Excerpts from an interface dataset
::::

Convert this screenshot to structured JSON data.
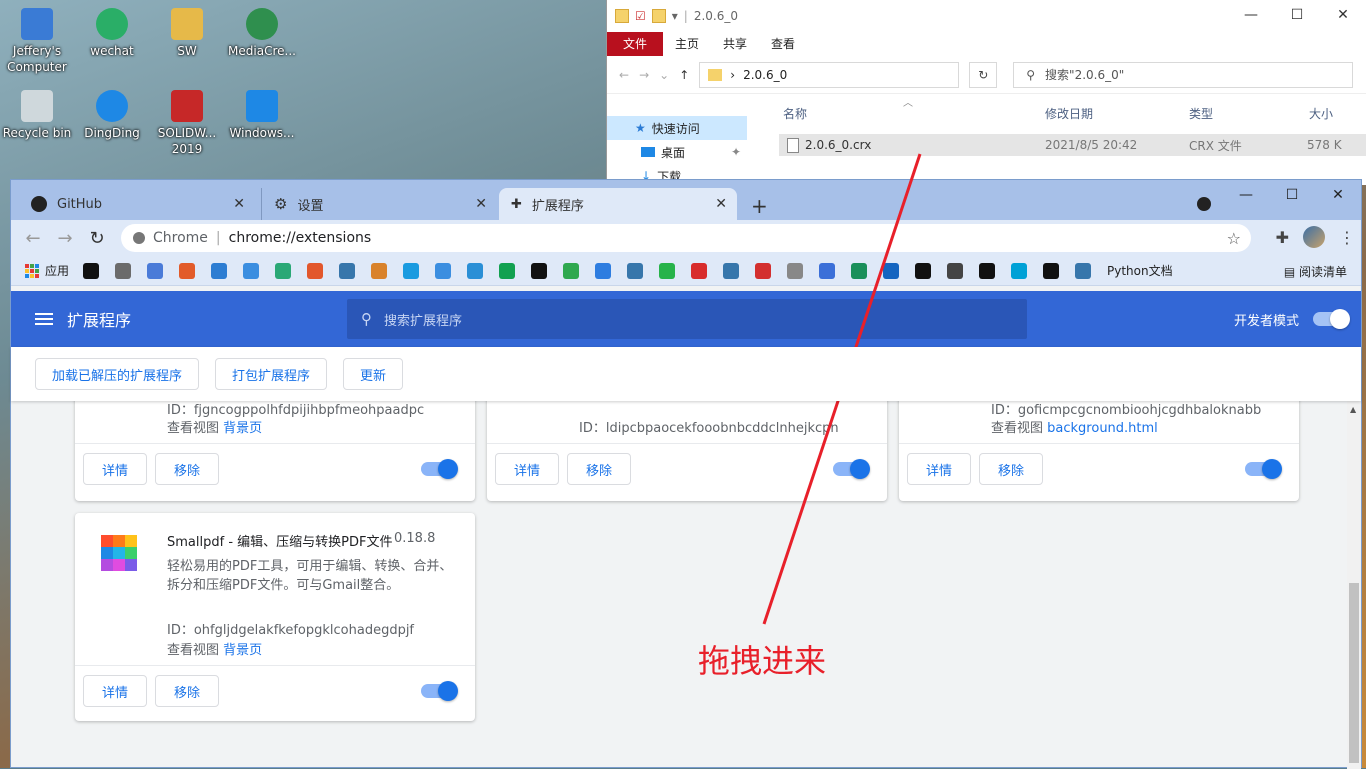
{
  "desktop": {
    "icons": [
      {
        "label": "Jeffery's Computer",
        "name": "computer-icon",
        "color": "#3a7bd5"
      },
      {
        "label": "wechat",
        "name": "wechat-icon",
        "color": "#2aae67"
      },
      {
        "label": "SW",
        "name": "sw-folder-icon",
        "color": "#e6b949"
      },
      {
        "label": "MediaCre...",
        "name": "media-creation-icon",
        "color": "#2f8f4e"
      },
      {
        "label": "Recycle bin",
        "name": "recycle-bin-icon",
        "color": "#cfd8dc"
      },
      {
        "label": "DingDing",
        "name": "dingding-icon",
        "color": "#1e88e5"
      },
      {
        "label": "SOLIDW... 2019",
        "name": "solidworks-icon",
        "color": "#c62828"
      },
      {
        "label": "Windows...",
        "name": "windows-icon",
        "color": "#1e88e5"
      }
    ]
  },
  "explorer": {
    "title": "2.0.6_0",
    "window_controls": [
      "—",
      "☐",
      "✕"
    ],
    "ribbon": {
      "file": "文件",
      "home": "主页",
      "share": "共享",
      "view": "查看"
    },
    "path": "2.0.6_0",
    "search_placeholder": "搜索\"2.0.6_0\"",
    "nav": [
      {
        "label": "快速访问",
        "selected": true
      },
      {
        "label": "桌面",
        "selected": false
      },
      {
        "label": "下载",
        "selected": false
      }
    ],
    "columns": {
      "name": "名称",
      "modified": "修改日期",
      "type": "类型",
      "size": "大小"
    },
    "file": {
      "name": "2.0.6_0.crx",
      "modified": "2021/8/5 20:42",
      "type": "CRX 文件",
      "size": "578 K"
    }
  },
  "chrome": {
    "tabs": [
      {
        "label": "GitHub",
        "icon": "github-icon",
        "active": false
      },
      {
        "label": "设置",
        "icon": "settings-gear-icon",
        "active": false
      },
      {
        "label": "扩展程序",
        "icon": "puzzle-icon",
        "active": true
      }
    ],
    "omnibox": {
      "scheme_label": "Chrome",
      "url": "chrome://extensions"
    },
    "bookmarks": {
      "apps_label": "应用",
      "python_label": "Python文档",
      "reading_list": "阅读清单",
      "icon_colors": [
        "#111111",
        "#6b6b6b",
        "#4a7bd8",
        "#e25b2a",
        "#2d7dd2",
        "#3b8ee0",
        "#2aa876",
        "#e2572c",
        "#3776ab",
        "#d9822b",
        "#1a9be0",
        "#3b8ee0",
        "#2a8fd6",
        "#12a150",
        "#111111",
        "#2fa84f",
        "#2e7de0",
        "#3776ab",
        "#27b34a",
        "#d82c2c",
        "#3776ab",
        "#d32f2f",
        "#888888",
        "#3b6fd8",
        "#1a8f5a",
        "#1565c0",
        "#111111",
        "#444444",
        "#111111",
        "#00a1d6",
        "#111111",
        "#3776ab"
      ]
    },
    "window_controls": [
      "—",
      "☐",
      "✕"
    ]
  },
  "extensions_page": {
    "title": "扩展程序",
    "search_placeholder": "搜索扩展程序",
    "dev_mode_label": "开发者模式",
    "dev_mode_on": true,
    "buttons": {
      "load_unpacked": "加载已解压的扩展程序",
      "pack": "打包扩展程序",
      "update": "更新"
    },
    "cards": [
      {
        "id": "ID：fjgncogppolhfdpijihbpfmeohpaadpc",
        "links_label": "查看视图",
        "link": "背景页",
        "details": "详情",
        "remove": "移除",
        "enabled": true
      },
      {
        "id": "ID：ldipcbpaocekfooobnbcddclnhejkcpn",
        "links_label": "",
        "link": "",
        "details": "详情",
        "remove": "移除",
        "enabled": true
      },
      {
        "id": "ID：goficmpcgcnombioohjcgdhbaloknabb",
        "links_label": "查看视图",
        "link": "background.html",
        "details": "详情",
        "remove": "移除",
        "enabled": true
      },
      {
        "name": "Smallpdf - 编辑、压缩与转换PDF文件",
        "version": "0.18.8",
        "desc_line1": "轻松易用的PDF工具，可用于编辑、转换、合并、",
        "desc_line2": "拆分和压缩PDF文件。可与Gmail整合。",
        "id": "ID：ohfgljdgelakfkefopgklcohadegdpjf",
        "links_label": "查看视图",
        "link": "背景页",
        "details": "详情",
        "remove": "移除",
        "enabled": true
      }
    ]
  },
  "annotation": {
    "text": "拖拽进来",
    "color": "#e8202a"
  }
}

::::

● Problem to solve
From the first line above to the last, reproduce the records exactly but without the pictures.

● Task solution
Convert this screenshot to structured JSON data.
{
  "desktop": {
    "icons": [
      {
        "label": "Jeffery's Computer",
        "name": "computer-icon",
        "color": "#3a7bd5"
      },
      {
        "label": "wechat",
        "name": "wechat-icon",
        "color": "#2aae67"
      },
      {
        "label": "SW",
        "name": "sw-folder-icon",
        "color": "#e6b949"
      },
      {
        "label": "MediaCre...",
        "name": "media-creation-icon",
        "color": "#2f8f4e"
      },
      {
        "label": "Recycle bin",
        "name": "recycle-bin-icon",
        "color": "#cfd8dc"
      },
      {
        "label": "DingDing",
        "name": "dingding-icon",
        "color": "#1e88e5"
      },
      {
        "label": "SOLIDW... 2019",
        "name": "solidworks-icon",
        "color": "#c62828"
      },
      {
        "label": "Windows...",
        "name": "windows-icon",
        "color": "#1e88e5"
      }
    ]
  },
  "explorer": {
    "title": "2.0.6_0",
    "window_controls": [
      "—",
      "☐",
      "✕"
    ],
    "ribbon": {
      "file": "文件",
      "home": "主页",
      "share": "共享",
      "view": "查看"
    },
    "path": "2.0.6_0",
    "search_placeholder": "搜索\"2.0.6_0\"",
    "nav": [
      {
        "label": "快速访问",
        "selected": true
      },
      {
        "label": "桌面",
        "selected": false
      },
      {
        "label": "下载",
        "selected": false
      }
    ],
    "columns": {
      "name": "名称",
      "modified": "修改日期",
      "type": "类型",
      "size": "大小"
    },
    "file": {
      "name": "2.0.6_0.crx",
      "modified": "2021/8/5 20:42",
      "type": "CRX 文件",
      "size": "578 K"
    }
  },
  "chrome": {
    "tabs": [
      {
        "label": "GitHub",
        "icon": "github-icon",
        "active": false
      },
      {
        "label": "设置",
        "icon": "settings-gear-icon",
        "active": false
      },
      {
        "label": "扩展程序",
        "icon": "puzzle-icon",
        "active": true
      }
    ],
    "omnibox": {
      "scheme_label": "Chrome",
      "url": "chrome://extensions"
    },
    "bookmarks": {
      "apps_label": "应用",
      "python_label": "Python文档",
      "reading_list": "阅读清单",
      "icon_colors": [
        "#111111",
        "#6b6b6b",
        "#4a7bd8",
        "#e25b2a",
        "#2d7dd2",
        "#3b8ee0",
        "#2aa876",
        "#e2572c",
        "#3776ab",
        "#d9822b",
        "#1a9be0",
        "#3b8ee0",
        "#2a8fd6",
        "#12a150",
        "#111111",
        "#2fa84f",
        "#2e7de0",
        "#3776ab",
        "#27b34a",
        "#d82c2c",
        "#3776ab",
        "#d32f2f",
        "#888888",
        "#3b6fd8",
        "#1a8f5a",
        "#1565c0",
        "#111111",
        "#444444",
        "#111111",
        "#00a1d6",
        "#111111",
        "#3776ab"
      ]
    },
    "window_controls": [
      "—",
      "☐",
      "✕"
    ]
  },
  "extensions_page": {
    "title": "扩展程序",
    "search_placeholder": "搜索扩展程序",
    "dev_mode_label": "开发者模式",
    "dev_mode_on": true,
    "buttons": {
      "load_unpacked": "加载已解压的扩展程序",
      "pack": "打包扩展程序",
      "update": "更新"
    },
    "cards": [
      {
        "id": "ID：fjgncogppolhfdpijihbpfmeohpaadpc",
        "links_label": "查看视图",
        "link": "背景页",
        "details": "详情",
        "remove": "移除",
        "enabled": true
      },
      {
        "id": "ID：ldipcbpaocekfooobnbcddclnhejkcpn",
        "links_label": "",
        "link": "",
        "details": "详情",
        "remove": "移除",
        "enabled": true
      },
      {
        "id": "ID：goficmpcgcnombioohjcgdhbaloknabb",
        "links_label": "查看视图",
        "link": "background.html",
        "details": "详情",
        "remove": "移除",
        "enabled": true
      },
      {
        "name": "Smallpdf - 编辑、压缩与转换PDF文件",
        "version": "0.18.8",
        "desc_line1": "轻松易用的PDF工具，可用于编辑、转换、合并、",
        "desc_line2": "拆分和压缩PDF文件。可与Gmail整合。",
        "id": "ID：ohfgljdgelakfkefopgklcohadegdpjf",
        "links_label": "查看视图",
        "link": "背景页",
        "details": "详情",
        "remove": "移除",
        "enabled": true
      }
    ]
  },
  "annotation": {
    "text": "拖拽进来",
    "color": "#e8202a"
  }
}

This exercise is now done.